Exercise prompt:
Omitting the pictures, print every line below exactly as it stands.

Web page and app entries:

· · · · · · ·

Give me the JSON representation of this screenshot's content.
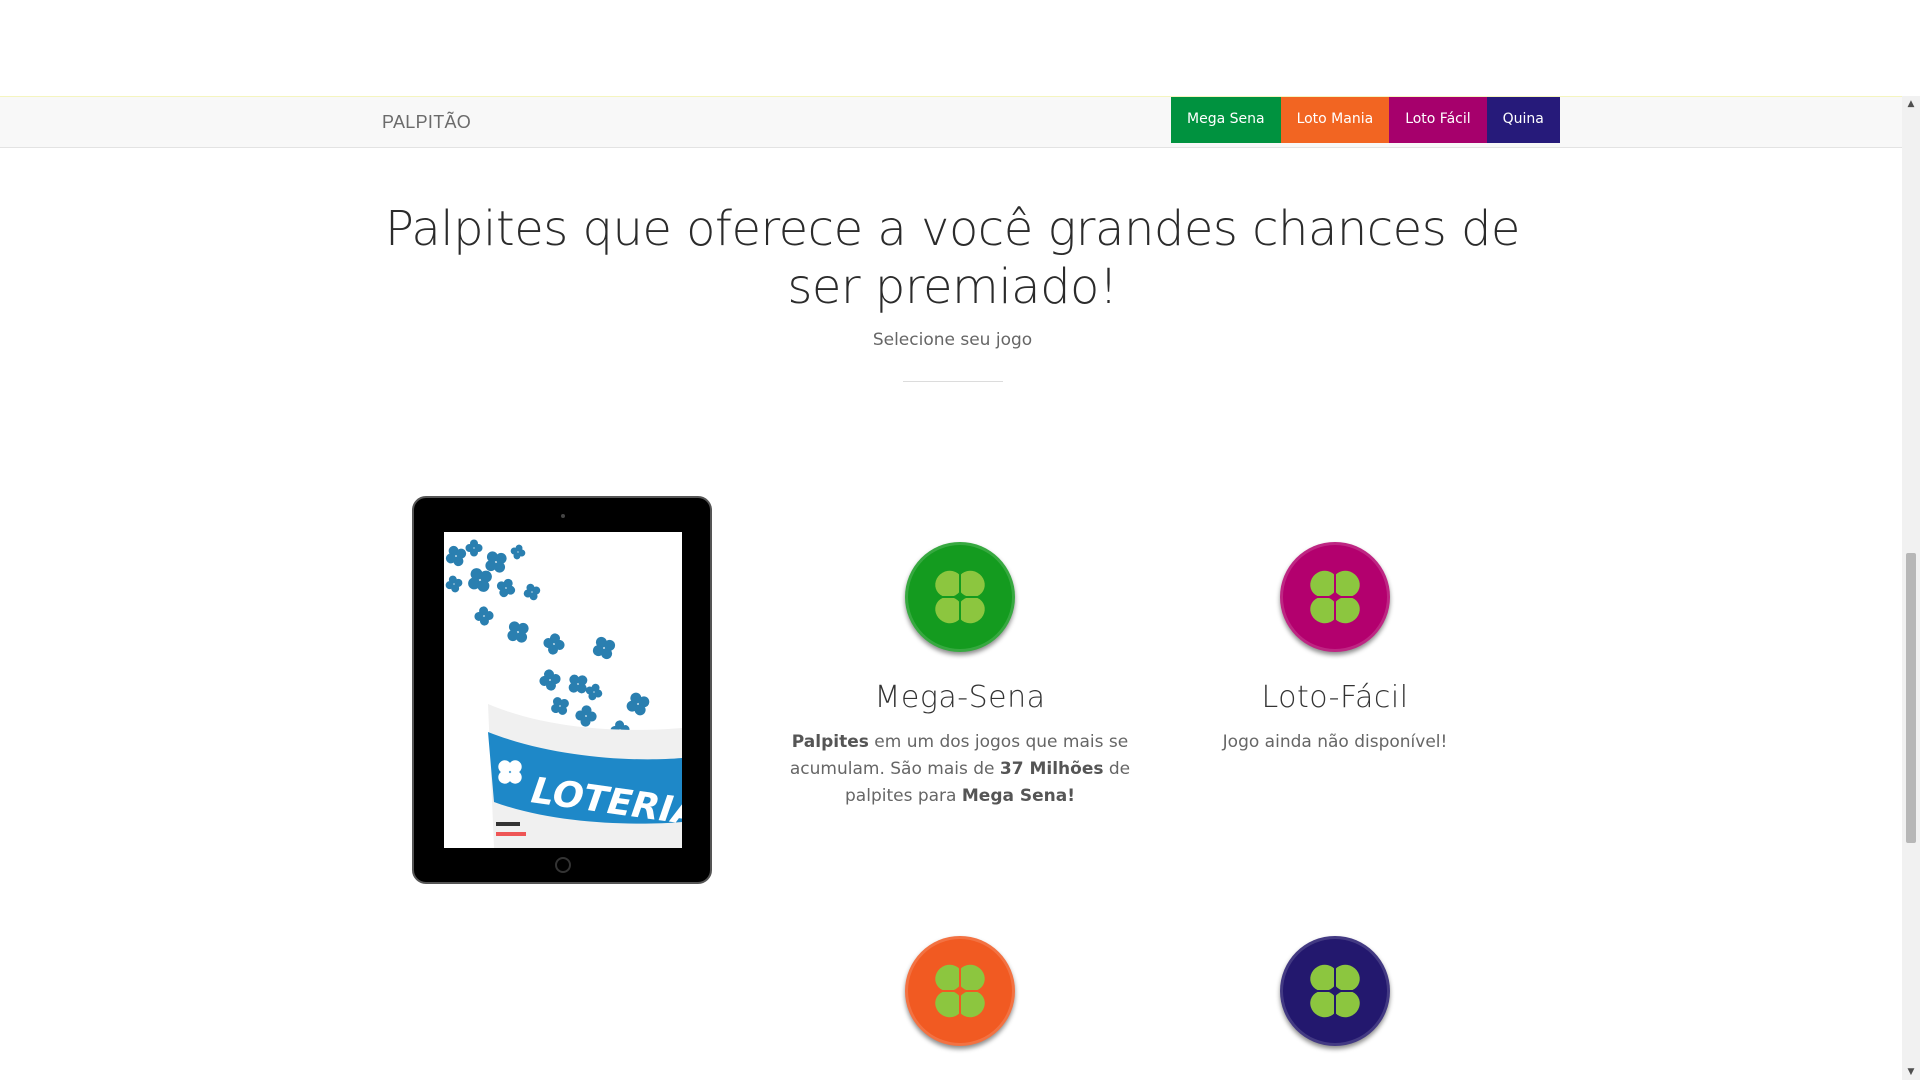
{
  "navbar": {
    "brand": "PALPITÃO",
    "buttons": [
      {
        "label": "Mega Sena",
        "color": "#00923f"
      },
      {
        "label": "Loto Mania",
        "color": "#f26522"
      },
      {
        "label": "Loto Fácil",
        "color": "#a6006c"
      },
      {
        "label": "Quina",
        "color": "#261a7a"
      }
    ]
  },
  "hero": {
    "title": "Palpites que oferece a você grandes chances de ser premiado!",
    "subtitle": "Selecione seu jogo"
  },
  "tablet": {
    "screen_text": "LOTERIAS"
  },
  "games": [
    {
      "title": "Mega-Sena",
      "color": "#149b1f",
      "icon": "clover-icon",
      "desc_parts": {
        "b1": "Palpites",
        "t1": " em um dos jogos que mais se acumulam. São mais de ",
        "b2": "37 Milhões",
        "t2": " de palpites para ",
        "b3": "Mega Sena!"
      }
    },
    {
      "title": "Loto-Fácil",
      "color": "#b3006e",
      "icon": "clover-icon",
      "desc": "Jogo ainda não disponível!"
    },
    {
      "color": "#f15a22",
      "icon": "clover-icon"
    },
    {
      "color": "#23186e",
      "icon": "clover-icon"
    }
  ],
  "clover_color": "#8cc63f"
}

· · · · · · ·

Task response:
Give me the JSON representation of this screenshot's content.
{
  "navbar": {
    "brand": "PALPITÃO",
    "buttons": [
      {
        "label": "Mega Sena",
        "color": "#00923f"
      },
      {
        "label": "Loto Mania",
        "color": "#f26522"
      },
      {
        "label": "Loto Fácil",
        "color": "#a6006c"
      },
      {
        "label": "Quina",
        "color": "#261a7a"
      }
    ]
  },
  "hero": {
    "title": "Palpites que oferece a você grandes chances de ser premiado!",
    "subtitle": "Selecione seu jogo"
  },
  "tablet": {
    "screen_text": "LOTERIAS"
  },
  "games": [
    {
      "title": "Mega-Sena",
      "color": "#149b1f",
      "icon": "clover-icon",
      "desc_parts": {
        "b1": "Palpites",
        "t1": " em um dos jogos que mais se acumulam. São mais de ",
        "b2": "37 Milhões",
        "t2": " de palpites para ",
        "b3": "Mega Sena!"
      }
    },
    {
      "title": "Loto-Fácil",
      "color": "#b3006e",
      "icon": "clover-icon",
      "desc": "Jogo ainda não disponível!"
    },
    {
      "color": "#f15a22",
      "icon": "clover-icon"
    },
    {
      "color": "#23186e",
      "icon": "clover-icon"
    }
  ],
  "clover_color": "#8cc63f"
}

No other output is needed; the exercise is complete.